I must admit the location of the conference, and its Tuesday night entertainment featuring Harry Connick, Jr., were major factors in my decision to attend. But for the record, I do take seriously the business side of my attending, which has always been helpful in keeping a pulse on what’s happening in the HR world. Especially, as it relates to my coaching practice.
So, between the great food (loved the grilled oysters), a steamboat ride up the Mississippi, a ghost tour of the French Quarter, and some great music here a few take-away impressions from the world of HR:
Pay Transparency. One of the biggest challenges for job hunters is handling the salary questions “How much are you currently making?” or “What was your last salary?” The corollary to these questions is often “What salary are you looking for?” Unfortunately, disclosing one’s salary, or desired salary, before an offer is made can bias a hiring manager into falsely assuming a candidate is “overqualified” or conversely “below market value” in terms of skills and experience.
The good news, progressive states such as New York, Massachusetts and California are enacting laws which would prohibit companies from collecting salary information on job candidates prior to a conditional offer of employment. This would include questions on job applications, or in interviews, regarding past or current salary information. No more having to fake a number to satisfy the salary question on an application form!
New Perspectives on the War for Talent
Still Looking for that Purple Squirrel! For several years HR professionals have clamored about the dearth of qualified candidates for many of their companies’ positions, especially with changing technology. This perception has unfortunately resulted in many qualified people from not getting jobs if only for not meeting one or two of a job’s requirements. Many HR professionals even admitted to looking for that perfect person in this “war for talent.”

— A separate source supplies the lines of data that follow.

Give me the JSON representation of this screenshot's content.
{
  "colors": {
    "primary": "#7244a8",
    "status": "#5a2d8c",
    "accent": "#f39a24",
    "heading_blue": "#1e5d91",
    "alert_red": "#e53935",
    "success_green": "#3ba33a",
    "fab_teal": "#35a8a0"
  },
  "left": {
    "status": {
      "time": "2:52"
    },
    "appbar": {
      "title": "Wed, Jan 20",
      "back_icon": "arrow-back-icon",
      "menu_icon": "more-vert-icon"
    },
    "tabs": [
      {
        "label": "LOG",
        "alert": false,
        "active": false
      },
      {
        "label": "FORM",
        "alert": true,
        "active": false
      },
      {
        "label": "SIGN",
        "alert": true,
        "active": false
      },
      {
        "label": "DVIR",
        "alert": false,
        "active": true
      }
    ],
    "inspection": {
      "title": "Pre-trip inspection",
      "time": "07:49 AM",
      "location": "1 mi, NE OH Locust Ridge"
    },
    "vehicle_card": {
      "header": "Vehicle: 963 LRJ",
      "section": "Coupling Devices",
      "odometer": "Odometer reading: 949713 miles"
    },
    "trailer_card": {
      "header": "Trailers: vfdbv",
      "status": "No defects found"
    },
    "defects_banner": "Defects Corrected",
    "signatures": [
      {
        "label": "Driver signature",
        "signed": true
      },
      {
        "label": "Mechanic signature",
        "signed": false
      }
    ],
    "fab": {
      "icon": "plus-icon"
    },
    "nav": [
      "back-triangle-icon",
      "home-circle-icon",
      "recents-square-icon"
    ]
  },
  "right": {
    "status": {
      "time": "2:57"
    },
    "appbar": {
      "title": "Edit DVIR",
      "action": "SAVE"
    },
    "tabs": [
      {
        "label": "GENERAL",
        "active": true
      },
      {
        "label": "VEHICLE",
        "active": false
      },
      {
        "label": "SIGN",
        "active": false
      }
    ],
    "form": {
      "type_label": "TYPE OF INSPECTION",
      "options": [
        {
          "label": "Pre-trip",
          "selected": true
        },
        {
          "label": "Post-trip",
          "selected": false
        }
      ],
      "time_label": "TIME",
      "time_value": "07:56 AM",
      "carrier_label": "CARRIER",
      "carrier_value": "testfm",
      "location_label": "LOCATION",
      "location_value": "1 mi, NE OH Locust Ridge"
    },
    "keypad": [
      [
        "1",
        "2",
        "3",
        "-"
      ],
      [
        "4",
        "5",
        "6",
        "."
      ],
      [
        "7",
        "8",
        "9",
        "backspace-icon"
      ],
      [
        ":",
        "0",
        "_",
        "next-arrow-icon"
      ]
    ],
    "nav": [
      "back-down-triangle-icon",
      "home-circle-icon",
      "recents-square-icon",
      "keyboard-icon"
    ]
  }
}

The good news, HR has started listening to some of the critics who have proposed implementing more training, whether formal or on-the-job, to provide candidates with the skills or competencies they might be missing, and not lose out to candidates who can otherwise bring a wealth of experience to a position. Hopefully, companies take heed to this advice, otherwise jobs will go unfilled and good people won’t land jobs!
Looking for Team Players. While companies may start relaxing their job requirements they will start putting more emphasis on some of the “softer” skills such as how well people fit into a company’s culture, and blend well with a multi-generation workplace. So for you Baby Boomers out there be prepared to work with younger Millennials who are the most socially networked generation, but who can still use your wisdom and coaching to be successful.
Lastly, some personal observations when attending a conference:
Don’t wire up to your smart phone every free minute you have between sessions or workshops. Use the opportunity to sit near someone who don’t know, and use it as a networking opportunity. I know most people who attend a professional event are currently working and need to periodically check their messages, but come on, use the conference to see what other people are thinking and doing in your profession.
Always bring business cards! I know this may see old school when people can instantly log you into their smart phone’s address book, but it’s still a nice gesture, and believe me people will respond to you.
If you’re part of a group from the same company, branch out and meet new people from different parts of the country. I sense under our current administration in Washington, D.C., many changes affecting jobs will be left to individual states. See what your fellow colleagues are up to in their states!
I trust these insights from my perspective have been helpful, but I welcome your thoughts about some of these proposed changes and how they may impact your job search. BTW, I can also share some great restaurants to visit if you’re planning a trip to the Big Easy.